Possibilities of application with regard to the Supply Chain Act
While the potential uses of blockchain in the above areas are clear, its potential in the context of internal company implementation of human and environmental due diligence obligations in the supply chain will depend very much on how these obligations are fulfilled by affected companies and to what extent direct and indirect suppliers are willing to implement corresponding precautions in their own business operations. While more administrative processes, such as the payment of an appropriate wage, could still be mapped quite easily and comprehensibly in the blockchain, this would be incomparably more difficult, for example, with regard to the documentation of specific working conditions and compliance with relevant occupational safety standards.

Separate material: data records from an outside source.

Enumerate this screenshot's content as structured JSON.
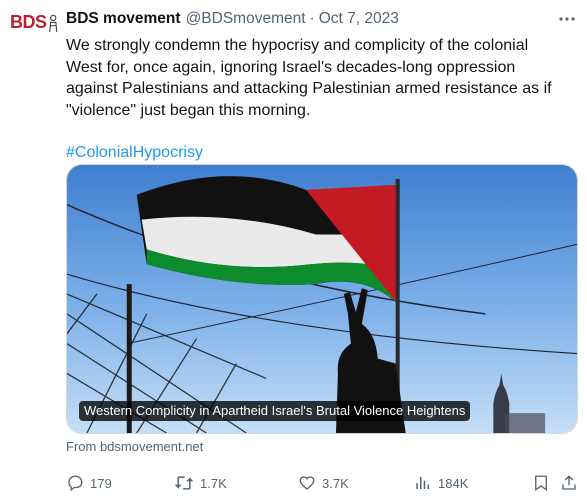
{
  "avatar": {
    "text": "BDS"
  },
  "tweet": {
    "display_name": "BDS movement",
    "handle": "@BDSmovement",
    "separator": "·",
    "date": "Oct 7, 2023",
    "text": "We strongly condemn the hypocrisy and complicity of the colonial West for, once again, ignoring Israel's decades-long oppression against Palestinians and attacking Palestinian armed resistance as if \"violence\" just began this morning.",
    "hashtag": "#ColonialHypocrisy"
  },
  "card": {
    "title": "Western Complicity in Apartheid Israel's Brutal Violence Heightens",
    "source": "From bdsmovement.net"
  },
  "actions": {
    "replies": "179",
    "reposts": "1.7K",
    "likes": "3.7K",
    "views": "184K"
  },
  "colors": {
    "text": "#0f1419",
    "secondary": "#536471",
    "link": "#1d9bf0",
    "brand": "#b5222d"
  }
}
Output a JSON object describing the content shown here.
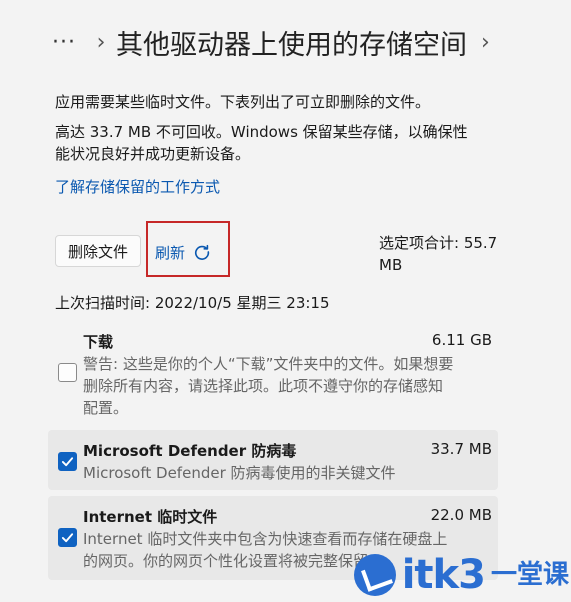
{
  "header": {
    "more_label": "···",
    "separator": "›",
    "title": "其他驱动器上使用的存储空间",
    "next_separator": "›"
  },
  "intro": {
    "line1": "应用需要某些临时文件。下表列出了可立即删除的文件。",
    "line2a": "高达 33.7 MB 不可回收。Windows 保留某些存储，以确保性",
    "line2b": "能状况良好并成功更新设备。",
    "link": "了解存储保留的工作方式"
  },
  "toolbar": {
    "delete_label": "删除文件",
    "refresh_label": "刷新",
    "total_label_a": "选定项合计: 55.7",
    "total_label_b": "MB"
  },
  "scan": {
    "text": "上次扫描时间: 2022/10/5 星期三 23:15"
  },
  "items": [
    {
      "name": "下载",
      "size": "6.11 GB",
      "checked": false,
      "desc1": "警告: 这些是你的个人“下载”文件夹中的文件。如果想要",
      "desc2": "删除所有内容，请选择此项。此项不遵守你的存储感知",
      "desc3": "配置。"
    },
    {
      "name": "Microsoft Defender 防病毒",
      "size": "33.7 MB",
      "checked": true,
      "desc1": "Microsoft Defender 防病毒使用的非关键文件"
    },
    {
      "name": "Internet 临时文件",
      "size": "22.0 MB",
      "checked": true,
      "desc1": "Internet 临时文件夹中包含为快速查看而存储在硬盘上",
      "desc2": "的网页。你的网页个性化设置将被完整保留"
    }
  ],
  "watermark": {
    "brand": "itk3",
    "suffix": "一堂课"
  },
  "colors": {
    "accent": "#0f62c1",
    "link": "#0a58b0",
    "highlight": "#c62828"
  }
}
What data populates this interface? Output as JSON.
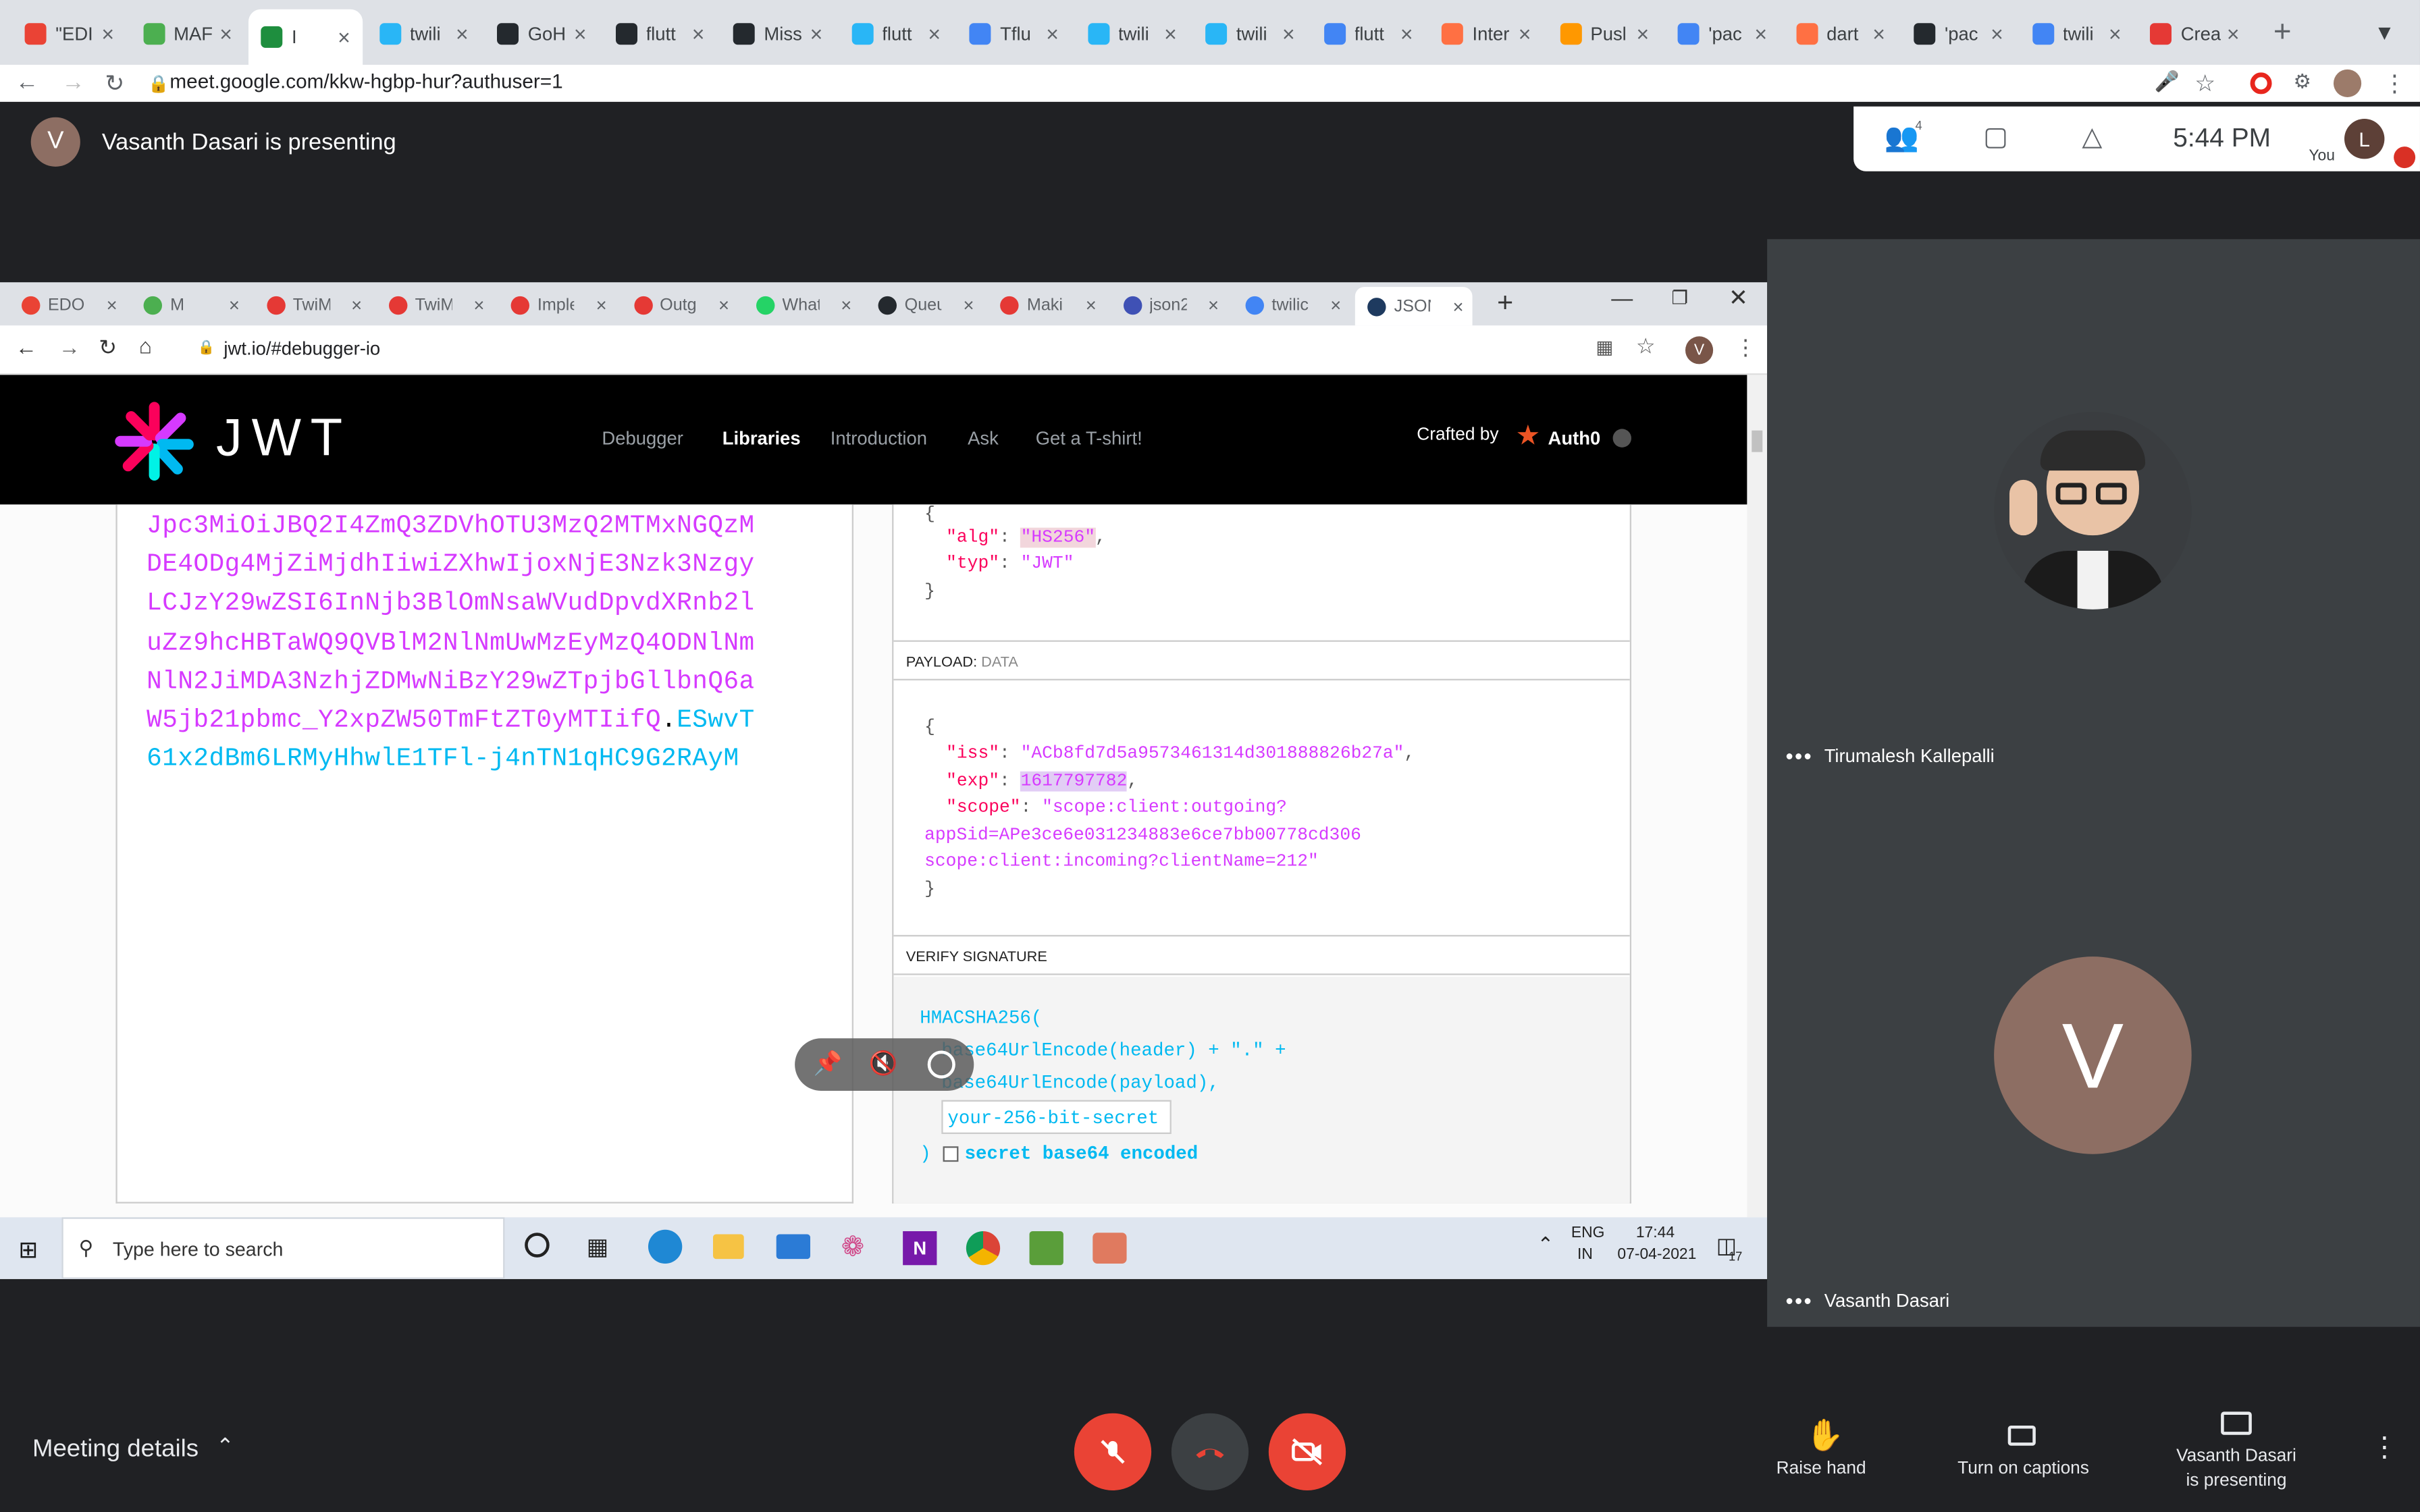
{
  "outer_browser": {
    "tabs": [
      "\"EDI",
      "MAF",
      "I",
      "twili",
      "GoH",
      "flutt",
      "Miss",
      "flutt",
      "Tflu",
      "twili",
      "twili",
      "flutt",
      "Inter",
      "Pusl",
      "'pac",
      "dart",
      "'pac",
      "twili",
      "Crea"
    ],
    "url": "meet.google.com/kkw-hgbp-hur?authuser=1"
  },
  "meet": {
    "presenter_initial": "V",
    "presenting_text": "Vasanth Dasari is presenting",
    "participant_count": "4",
    "time": "5:44 PM",
    "you_label": "You",
    "you_initial": "L",
    "participants": [
      {
        "name": "Tirumalesh Kallepalli"
      },
      {
        "name": "Vasanth Dasari",
        "initial": "V"
      }
    ],
    "meeting_details": "Meeting details",
    "raise_hand": "Raise hand",
    "captions": "Turn on captions",
    "present_line1": "Vasanth Dasari",
    "present_line2": "is presenting"
  },
  "shared": {
    "tabs": [
      "EDO",
      "M",
      "TwiM",
      "TwiM",
      "Imple",
      "Outg",
      "What",
      "Queu",
      "Makir",
      "json2",
      "twilic",
      "JSON"
    ],
    "url": "jwt.io/#debugger-io",
    "profile_initial": "V",
    "logo": "JWT",
    "nav": [
      "Debugger",
      "Libraries",
      "Introduction",
      "Ask",
      "Get a T-shirt!"
    ],
    "crafted_by": "Crafted by",
    "auth0": "Auth0",
    "encoded_lines": [
      "Jpc3MiOiJBQ2I4ZmQ3ZDVhOTU3MzQ2MTMxNGQzM",
      "DE4ODg4MjZiMjdhIiwiZXhwIjoxNjE3Nzk3Nzgy",
      "LCJzY29wZSI6InNjb3BlOmNsaWVudDpvdXRnb2l",
      "uZz9hcHBTaWQ9QVBlM2NlNmUwMzEyMzQ4ODNlNm",
      "NlN2JiMDA3NzhjZDMwNiBzY29wZTpjbGllbnQ6a",
      "W5jb21pbmc_Y2xpZW50TmFtZT0yMTIifQ"
    ],
    "encoded_dot": ".",
    "encoded_sig1": "ESwvT",
    "encoded_sig2": "61x2dBm6LRMyHhwlE1TFl-j4nTN1qHC9G2RAyM",
    "header_json": {
      "alg_key": "\"alg\"",
      "alg": "\"HS256\"",
      "typ_key": "\"typ\"",
      "typ": "\"JWT\""
    },
    "payload_label": "PAYLOAD:",
    "payload_sub": "DATA",
    "payload": {
      "iss_key": "\"iss\"",
      "iss": "\"ACb8fd7d5a9573461314d301888826b27a\"",
      "exp_key": "\"exp\"",
      "exp": "1617797782",
      "scope_key": "\"scope\"",
      "scope1": "\"scope:client:outgoing?",
      "scope2": "appSid=APe3ce6e031234883e6ce7bb00778cd306",
      "scope3": "scope:client:incoming?clientName=212\""
    },
    "verify_label": "VERIFY SIGNATURE",
    "hmac1": "HMACSHA256(",
    "hmac2": "base64UrlEncode(header) + \".\" +",
    "hmac3": "base64UrlEncode(payload),",
    "secret_placeholder": "your-256-bit-secret",
    "secret_b64": "secret base64 encoded",
    "taskbar_search": "Type here to search",
    "lang1": "ENG",
    "lang2": "IN",
    "clock_time": "17:44",
    "clock_date": "07-04-2021",
    "notif_count": "17"
  }
}
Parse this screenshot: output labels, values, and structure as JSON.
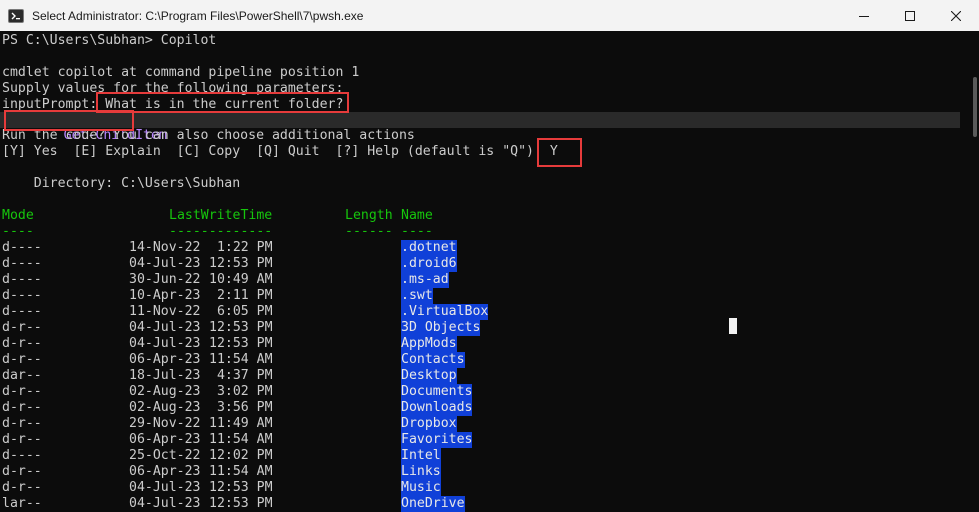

Of course, it may be possible to think about documenting the entire work processes in the blockchain by means of video transmission (as is already the case in some Asian countries in the food sector, for example); however, such a solution would be associated with numerous other complex legal issues. The same applies, for example, with regard to the documentation of the environmental impact of a supplier’s production, which could possibly be recorded by means of sensors, but which could again lead to numerous legal questions and acceptance problems on the part of the supplier.
Aim: Reducing liability risks
Manufacturers, importers and distributors expose themselves to liability risks when they place products on the market. In addition to official measures in the event of product non-conformity and infringements of product law, economic operators must also reckon with the payment of damages and criminal sanctions in the event of damage occurring. In this context, members of management in particular might be personally targeted with regard to sanctions.
Blockchain helps to reduce these liability risks. For example, it enables more forgery-proof evidence that legal obligations have been fulfilled and products have been manufactured in compliance with the law. This proof function can come into play in any court cases and criminal proceedings. Ultimately, blockchain has the potential to become an important element in a product compliance management system as a legal tech tool.
Conclusion and forecast
Currently, blockchain technology is still at the beginning of its development. Overall, the rapid development of this technology offers countless new opportunities for economic actors and blockchain providers to jointly develop and implement the necessary functions and framework conditions in complex supply chains. For this reason, we believe that the potential uses of this technology should first be discussed in a neutral and open-minded manner, so that it can assess more precisely which uses are realistic and desirable.
For further details: Hillemann/Wiebe, CB 2020, 455 et seq.